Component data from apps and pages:

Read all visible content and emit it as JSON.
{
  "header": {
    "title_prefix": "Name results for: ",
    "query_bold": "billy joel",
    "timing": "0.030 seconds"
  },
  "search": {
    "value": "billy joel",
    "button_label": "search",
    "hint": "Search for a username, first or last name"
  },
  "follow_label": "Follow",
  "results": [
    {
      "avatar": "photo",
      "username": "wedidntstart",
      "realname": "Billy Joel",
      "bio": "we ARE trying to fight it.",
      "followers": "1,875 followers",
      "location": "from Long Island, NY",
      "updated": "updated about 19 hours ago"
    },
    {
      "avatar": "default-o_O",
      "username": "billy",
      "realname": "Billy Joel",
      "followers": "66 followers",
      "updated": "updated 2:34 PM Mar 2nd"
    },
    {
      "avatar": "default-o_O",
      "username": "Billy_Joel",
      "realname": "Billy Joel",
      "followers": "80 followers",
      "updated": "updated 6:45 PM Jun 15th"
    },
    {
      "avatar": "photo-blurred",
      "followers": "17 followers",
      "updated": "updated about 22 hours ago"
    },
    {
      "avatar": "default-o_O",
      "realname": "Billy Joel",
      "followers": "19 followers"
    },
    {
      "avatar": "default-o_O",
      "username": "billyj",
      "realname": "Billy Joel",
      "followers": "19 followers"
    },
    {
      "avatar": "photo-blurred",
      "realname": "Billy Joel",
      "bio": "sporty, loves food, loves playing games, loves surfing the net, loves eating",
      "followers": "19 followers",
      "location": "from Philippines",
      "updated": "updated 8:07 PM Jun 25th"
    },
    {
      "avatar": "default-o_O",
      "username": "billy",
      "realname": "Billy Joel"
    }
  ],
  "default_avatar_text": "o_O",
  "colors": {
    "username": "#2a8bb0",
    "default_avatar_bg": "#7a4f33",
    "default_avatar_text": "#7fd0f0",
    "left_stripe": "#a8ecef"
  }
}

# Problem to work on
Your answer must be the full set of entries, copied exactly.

# Answer box
Read all visible content and emit it as JSON.
{
  "header": {
    "title_prefix": "Name results for: ",
    "query_bold": "billy joel",
    "timing": "0.030 seconds"
  },
  "search": {
    "value": "billy joel",
    "button_label": "search",
    "hint": "Search for a username, first or last name"
  },
  "follow_label": "Follow",
  "results": [
    {
      "avatar": "photo",
      "username": "wedidntstart",
      "realname": "Billy Joel",
      "bio": "we ARE trying to fight it.",
      "followers": "1,875 followers",
      "location": "from Long Island, NY",
      "updated": "updated about 19 hours ago"
    },
    {
      "avatar": "default-o_O",
      "username": "billy",
      "realname": "Billy Joel",
      "followers": "66 followers",
      "updated": "updated 2:34 PM Mar 2nd"
    },
    {
      "avatar": "default-o_O",
      "username": "Billy_Joel",
      "realname": "Billy Joel",
      "followers": "80 followers",
      "updated": "updated 6:45 PM Jun 15th"
    },
    {
      "avatar": "photo-blurred",
      "followers": "17 followers",
      "updated": "updated about 22 hours ago"
    },
    {
      "avatar": "default-o_O",
      "realname": "Billy Joel",
      "followers": "19 followers"
    },
    {
      "avatar": "default-o_O",
      "username": "billyj",
      "realname": "Billy Joel",
      "followers": "19 followers"
    },
    {
      "avatar": "photo-blurred",
      "realname": "Billy Joel",
      "bio": "sporty, loves food, loves playing games, loves surfing the net, loves eating",
      "followers": "19 followers",
      "location": "from Philippines",
      "updated": "updated 8:07 PM Jun 25th"
    },
    {
      "avatar": "default-o_O",
      "username": "billy",
      "realname": "Billy Joel"
    }
  ],
  "default_avatar_text": "o_O",
  "colors": {
    "username": "#2a8bb0",
    "default_avatar_bg": "#7a4f33",
    "default_avatar_text": "#7fd0f0",
    "left_stripe": "#a8ecef"
  }
}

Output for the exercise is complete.